When we are constantly working, grinding, learning and delivering our work, it’s easy to forget to stop, reflect and share our thinking. So it was great this week to take a moment to pause and reflect on some of my strategy work, sharing with the team over at Sling & Stone.
Brian Giesen had asked that we think about how we used to develop strategy, and then share some more recent insights into how we develop strategy now, in light of prolific data and artificial intelligence. Without naming names, I thought I’d share the key points of how I have found the practise of strategy has changed over the last couple of years.
Customer foundations are essential: I always say, that everything starts with the customer. And this won’t change. After all, it is pretty rare that a bot will identify and conduct a trade/purchase (unless, of course, you are offering shares on the share market). And this means that you have to find a way to capture the attention of an audience and trigger their engagement and action. So when it comes to developing strategy, it’s your job to ensure that your understanding of your client’s customer is the same customer that your client is seeking. Keep asking and drilling your clients on their understanding of their customers.

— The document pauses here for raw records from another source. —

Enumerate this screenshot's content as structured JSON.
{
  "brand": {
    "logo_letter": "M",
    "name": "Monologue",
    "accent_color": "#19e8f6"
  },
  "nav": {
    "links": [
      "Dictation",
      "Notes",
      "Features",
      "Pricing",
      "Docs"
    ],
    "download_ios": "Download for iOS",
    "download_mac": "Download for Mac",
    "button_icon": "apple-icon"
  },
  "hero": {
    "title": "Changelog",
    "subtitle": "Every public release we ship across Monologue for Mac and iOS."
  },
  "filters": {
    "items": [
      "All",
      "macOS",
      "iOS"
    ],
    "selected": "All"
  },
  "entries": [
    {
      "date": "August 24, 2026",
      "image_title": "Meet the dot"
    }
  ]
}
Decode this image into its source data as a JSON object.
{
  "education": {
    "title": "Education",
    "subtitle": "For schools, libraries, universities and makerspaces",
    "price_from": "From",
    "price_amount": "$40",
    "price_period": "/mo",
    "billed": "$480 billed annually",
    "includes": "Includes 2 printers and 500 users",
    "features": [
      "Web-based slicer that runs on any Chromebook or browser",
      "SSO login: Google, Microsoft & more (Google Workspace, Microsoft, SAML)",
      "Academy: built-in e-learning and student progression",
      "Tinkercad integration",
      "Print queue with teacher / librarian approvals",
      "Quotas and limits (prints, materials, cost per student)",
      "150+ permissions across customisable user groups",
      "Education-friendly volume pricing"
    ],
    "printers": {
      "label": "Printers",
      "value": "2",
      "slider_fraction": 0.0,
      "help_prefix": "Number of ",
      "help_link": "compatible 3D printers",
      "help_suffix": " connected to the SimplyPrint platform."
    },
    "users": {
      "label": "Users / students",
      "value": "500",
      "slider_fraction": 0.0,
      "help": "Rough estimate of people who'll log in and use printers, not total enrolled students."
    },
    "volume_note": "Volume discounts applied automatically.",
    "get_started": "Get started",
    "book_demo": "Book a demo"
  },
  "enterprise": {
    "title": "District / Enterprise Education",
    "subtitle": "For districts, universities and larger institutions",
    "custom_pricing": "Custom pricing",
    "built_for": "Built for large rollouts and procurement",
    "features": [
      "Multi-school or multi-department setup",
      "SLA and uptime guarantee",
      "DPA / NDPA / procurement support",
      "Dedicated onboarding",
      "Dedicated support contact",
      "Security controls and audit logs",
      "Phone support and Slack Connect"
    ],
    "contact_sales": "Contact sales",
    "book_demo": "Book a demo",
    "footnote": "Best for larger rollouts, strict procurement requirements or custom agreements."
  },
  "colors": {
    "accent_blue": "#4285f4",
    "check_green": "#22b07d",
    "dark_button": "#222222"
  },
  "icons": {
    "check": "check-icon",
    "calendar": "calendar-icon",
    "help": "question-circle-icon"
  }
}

- Then vs now: Not a lot has changed here except that we now have better data at our fingertips. Use data to validate your position and play this back to your clients. Ask them to explain any gaps or suprises.
Prototype your client’s customers: If your clients can’t robustly describe their ideal customer profiles, you’ll need to invest in doing so. Sometimes clients do understand their customers through the experience of working with them. But they may not have documented the nuances. Use expert interviews to ask questions, identify triggers and validate your assumptions. Create personas that you can use as models and then conduct interviews with your clients and their sales teams to validate the motivations, triggers and profiles.
- Then vs now: There are plenty of frameworks for customer profiling. Choose one that suits your needs and dive deeply. Use AI to accelerate your profiling based on known archetypes and refine through several iterations. Then step away and let your creative mind chew over the nuances. Remember, you are envisioning future use cases and AI is based on what we already know – not what we have yet to experience.
Map the competitive landscape: Who are the competitors in the industry? And how do you describe them? I like to spend some time thinking through the commonalities of competitors and plot them on a quadrant chart. As a strategist, try to identify both commonalities and areas of differentiation and use these to analyse each of the competitors and plot them on the chart. Deep dive into each competitor to understand their:
- Underlying narrative
- Visual storytelling
- Palette and persuasive intent
- Over-arching message
- Super powers.
- Then vs now: You’ll need a real-time AI to assist, but generate an analysis of the competitors and the industry trends. Brainstorm (with your team) the different lenses you are considering for the axes and iteratively plot out the competitors and see what emerges. Use your judgement (and the insights from the previous steps) to select the plotting and seek out the clear space available to your client.
Artificial intelligence is yet another technology that has emerged from the digital and social media world. But it’s not a solution or a replacement for solid strategic thinking. It’s a tool to aid and guide your efforts. Have AI do your grunt work, and then spend your time (and budget), developing deep, motivating and lasting insights to deliver the outcomes your clients expect – and need.